→ What you will do:
Write out the data below in full. Keep it exact.

[Information provided — start]

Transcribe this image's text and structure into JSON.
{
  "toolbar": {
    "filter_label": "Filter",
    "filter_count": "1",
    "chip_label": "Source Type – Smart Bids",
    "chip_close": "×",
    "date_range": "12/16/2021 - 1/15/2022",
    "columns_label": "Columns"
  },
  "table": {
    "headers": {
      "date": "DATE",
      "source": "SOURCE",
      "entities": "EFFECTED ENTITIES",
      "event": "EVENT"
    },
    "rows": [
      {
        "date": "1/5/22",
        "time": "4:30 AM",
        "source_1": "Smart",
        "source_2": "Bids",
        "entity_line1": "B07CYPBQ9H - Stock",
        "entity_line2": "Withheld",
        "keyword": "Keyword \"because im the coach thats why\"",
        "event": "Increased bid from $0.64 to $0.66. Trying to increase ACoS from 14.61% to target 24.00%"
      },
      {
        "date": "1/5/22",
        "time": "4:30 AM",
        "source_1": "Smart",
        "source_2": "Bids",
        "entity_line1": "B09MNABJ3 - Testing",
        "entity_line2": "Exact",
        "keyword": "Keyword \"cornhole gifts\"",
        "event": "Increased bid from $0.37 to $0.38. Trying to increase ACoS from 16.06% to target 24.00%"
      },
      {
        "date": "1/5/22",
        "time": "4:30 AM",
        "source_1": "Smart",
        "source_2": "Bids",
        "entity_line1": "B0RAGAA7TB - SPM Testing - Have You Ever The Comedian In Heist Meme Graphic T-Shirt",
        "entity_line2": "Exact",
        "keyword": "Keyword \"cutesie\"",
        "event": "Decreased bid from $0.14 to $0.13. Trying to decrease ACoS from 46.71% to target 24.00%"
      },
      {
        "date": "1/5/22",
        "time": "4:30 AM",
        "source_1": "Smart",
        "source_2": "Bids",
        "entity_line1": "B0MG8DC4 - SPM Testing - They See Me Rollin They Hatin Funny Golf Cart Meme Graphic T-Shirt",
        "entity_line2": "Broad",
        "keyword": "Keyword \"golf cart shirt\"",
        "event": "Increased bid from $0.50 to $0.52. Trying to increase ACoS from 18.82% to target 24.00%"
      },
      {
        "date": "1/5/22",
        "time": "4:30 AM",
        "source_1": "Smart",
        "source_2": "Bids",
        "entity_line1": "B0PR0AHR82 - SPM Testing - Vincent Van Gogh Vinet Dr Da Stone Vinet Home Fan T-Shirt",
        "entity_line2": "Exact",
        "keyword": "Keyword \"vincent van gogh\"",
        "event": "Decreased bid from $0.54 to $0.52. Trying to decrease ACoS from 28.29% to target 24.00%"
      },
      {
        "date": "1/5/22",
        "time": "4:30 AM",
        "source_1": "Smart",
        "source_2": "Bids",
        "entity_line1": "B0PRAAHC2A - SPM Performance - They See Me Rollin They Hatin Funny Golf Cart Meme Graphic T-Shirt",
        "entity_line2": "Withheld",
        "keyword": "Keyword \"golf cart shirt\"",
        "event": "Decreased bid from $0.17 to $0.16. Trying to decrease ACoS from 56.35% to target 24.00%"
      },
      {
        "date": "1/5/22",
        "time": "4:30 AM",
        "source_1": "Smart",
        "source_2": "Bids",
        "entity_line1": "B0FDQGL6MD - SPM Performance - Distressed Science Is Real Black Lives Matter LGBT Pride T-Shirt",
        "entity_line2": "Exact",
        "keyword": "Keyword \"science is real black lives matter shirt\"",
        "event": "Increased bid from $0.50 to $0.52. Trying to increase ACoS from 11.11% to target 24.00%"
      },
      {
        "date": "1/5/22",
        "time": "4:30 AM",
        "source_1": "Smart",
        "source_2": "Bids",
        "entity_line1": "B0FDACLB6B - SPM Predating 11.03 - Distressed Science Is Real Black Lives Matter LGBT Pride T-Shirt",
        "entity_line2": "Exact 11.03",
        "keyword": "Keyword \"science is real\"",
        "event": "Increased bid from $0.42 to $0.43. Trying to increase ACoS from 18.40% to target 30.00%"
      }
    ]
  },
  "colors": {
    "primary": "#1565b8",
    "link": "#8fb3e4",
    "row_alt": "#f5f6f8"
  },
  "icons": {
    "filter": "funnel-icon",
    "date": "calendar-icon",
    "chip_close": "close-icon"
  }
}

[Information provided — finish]

→ Written solution:
Transcribe this image's text and structure into JSON.
{
  "toolbar": {
    "filter_label": "Filter",
    "filter_count": "1",
    "chip_label": "Source Type – Smart Bids",
    "chip_close": "×",
    "date_range": "12/16/2021 - 1/15/2022",
    "columns_label": "Columns"
  },
  "table": {
    "headers": {
      "date": "DATE",
      "source": "SOURCE",
      "entities": "EFFECTED ENTITIES",
      "event": "EVENT"
    },
    "rows": [
      {
        "date": "1/5/22",
        "time": "4:30 AM",
        "source_1": "Smart",
        "source_2": "Bids",
        "entity_line1": "B07CYPBQ9H - Stock",
        "entity_line2": "Withheld",
        "keyword": "Keyword \"because im the coach thats why\"",
        "event": "Increased bid from $0.64 to $0.66. Trying to increase ACoS from 14.61% to target 24.00%"
      },
      {
        "date": "1/5/22",
        "time": "4:30 AM",
        "source_1": "Smart",
        "source_2": "Bids",
        "entity_line1": "B09MNABJ3 - Testing",
        "entity_line2": "Exact",
        "keyword": "Keyword \"cornhole gifts\"",
        "event": "Increased bid from $0.37 to $0.38. Trying to increase ACoS from 16.06% to target 24.00%"
      },
      {
        "date": "1/5/22",
        "time": "4:30 AM",
        "source_1": "Smart",
        "source_2": "Bids",
        "entity_line1": "B0RAGAA7TB - SPM Testing - Have You Ever The Comedian In Heist Meme Graphic T-Shirt",
        "entity_line2": "Exact",
        "keyword": "Keyword \"cutesie\"",
        "event": "Decreased bid from $0.14 to $0.13. Trying to decrease ACoS from 46.71% to target 24.00%"
      },
      {
        "date": "1/5/22",
        "time": "4:30 AM",
        "source_1": "Smart",
        "source_2": "Bids",
        "entity_line1": "B0MG8DC4 - SPM Testing - They See Me Rollin They Hatin Funny Golf Cart Meme Graphic T-Shirt",
        "entity_line2": "Broad",
        "keyword": "Keyword \"golf cart shirt\"",
        "event": "Increased bid from $0.50 to $0.52. Trying to increase ACoS from 18.82% to target 24.00%"
      },
      {
        "date": "1/5/22",
        "time": "4:30 AM",
        "source_1": "Smart",
        "source_2": "Bids",
        "entity_line1": "B0PR0AHR82 - SPM Testing - Vincent Van Gogh Vinet Dr Da Stone Vinet Home Fan T-Shirt",
        "entity_line2": "Exact",
        "keyword": "Keyword \"vincent van gogh\"",
        "event": "Decreased bid from $0.54 to $0.52. Trying to decrease ACoS from 28.29% to target 24.00%"
      },
      {
        "date": "1/5/22",
        "time": "4:30 AM",
        "source_1": "Smart",
        "source_2": "Bids",
        "entity_line1": "B0PRAAHC2A - SPM Performance - They See Me Rollin They Hatin Funny Golf Cart Meme Graphic T-Shirt",
        "entity_line2": "Withheld",
        "keyword": "Keyword \"golf cart shirt\"",
        "event": "Decreased bid from $0.17 to $0.16. Trying to decrease ACoS from 56.35% to target 24.00%"
      },
      {
        "date": "1/5/22",
        "time": "4:30 AM",
        "source_1": "Smart",
        "source_2": "Bids",
        "entity_line1": "B0FDQGL6MD - SPM Performance - Distressed Science Is Real Black Lives Matter LGBT Pride T-Shirt",
        "entity_line2": "Exact",
        "keyword": "Keyword \"science is real black lives matter shirt\"",
        "event": "Increased bid from $0.50 to $0.52. Trying to increase ACoS from 11.11% to target 24.00%"
      },
      {
        "date": "1/5/22",
        "time": "4:30 AM",
        "source_1": "Smart",
        "source_2": "Bids",
        "entity_line1": "B0FDACLB6B - SPM Predating 11.03 - Distressed Science Is Real Black Lives Matter LGBT Pride T-Shirt",
        "entity_line2": "Exact 11.03",
        "keyword": "Keyword \"science is real\"",
        "event": "Increased bid from $0.42 to $0.43. Trying to increase ACoS from 18.40% to target 30.00%"
      }
    ]
  },
  "colors": {
    "primary": "#1565b8",
    "link": "#8fb3e4",
    "row_alt": "#f5f6f8"
  },
  "icons": {
    "filter": "funnel-icon",
    "date": "calendar-icon",
    "chip_close": "close-icon"
  }
}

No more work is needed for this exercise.